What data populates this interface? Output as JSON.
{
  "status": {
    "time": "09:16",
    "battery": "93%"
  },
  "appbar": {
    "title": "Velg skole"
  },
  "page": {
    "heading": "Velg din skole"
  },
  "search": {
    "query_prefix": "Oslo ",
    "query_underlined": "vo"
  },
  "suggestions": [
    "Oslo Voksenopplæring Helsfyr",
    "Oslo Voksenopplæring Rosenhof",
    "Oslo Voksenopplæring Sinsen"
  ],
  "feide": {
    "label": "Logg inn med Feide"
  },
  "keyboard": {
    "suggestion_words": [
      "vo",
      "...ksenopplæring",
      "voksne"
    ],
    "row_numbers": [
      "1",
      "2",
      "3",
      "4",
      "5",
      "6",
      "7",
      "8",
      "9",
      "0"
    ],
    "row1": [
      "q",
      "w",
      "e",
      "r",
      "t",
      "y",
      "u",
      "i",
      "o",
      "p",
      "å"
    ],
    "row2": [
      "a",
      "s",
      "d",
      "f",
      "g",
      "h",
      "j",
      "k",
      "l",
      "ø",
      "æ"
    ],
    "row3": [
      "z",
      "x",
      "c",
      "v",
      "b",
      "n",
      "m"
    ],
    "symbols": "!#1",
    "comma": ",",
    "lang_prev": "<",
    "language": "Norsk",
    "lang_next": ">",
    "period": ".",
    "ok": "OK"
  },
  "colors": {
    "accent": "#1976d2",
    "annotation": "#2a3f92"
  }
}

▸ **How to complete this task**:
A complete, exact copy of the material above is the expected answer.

▸ **Answer to this exercise**:
What data populates this interface? Output as JSON.
{
  "status": {
    "time": "09:16",
    "battery": "93%"
  },
  "appbar": {
    "title": "Velg skole"
  },
  "page": {
    "heading": "Velg din skole"
  },
  "search": {
    "query_prefix": "Oslo ",
    "query_underlined": "vo"
  },
  "suggestions": [
    "Oslo Voksenopplæring Helsfyr",
    "Oslo Voksenopplæring Rosenhof",
    "Oslo Voksenopplæring Sinsen"
  ],
  "feide": {
    "label": "Logg inn med Feide"
  },
  "keyboard": {
    "suggestion_words": [
      "vo",
      "...ksenopplæring",
      "voksne"
    ],
    "row_numbers": [
      "1",
      "2",
      "3",
      "4",
      "5",
      "6",
      "7",
      "8",
      "9",
      "0"
    ],
    "row1": [
      "q",
      "w",
      "e",
      "r",
      "t",
      "y",
      "u",
      "i",
      "o",
      "p",
      "å"
    ],
    "row2": [
      "a",
      "s",
      "d",
      "f",
      "g",
      "h",
      "j",
      "k",
      "l",
      "ø",
      "æ"
    ],
    "row3": [
      "z",
      "x",
      "c",
      "v",
      "b",
      "n",
      "m"
    ],
    "symbols": "!#1",
    "comma": ",",
    "lang_prev": "<",
    "language": "Norsk",
    "lang_next": ">",
    "period": ".",
    "ok": "OK"
  },
  "colors": {
    "accent": "#1976d2",
    "annotation": "#2a3f92"
  }
}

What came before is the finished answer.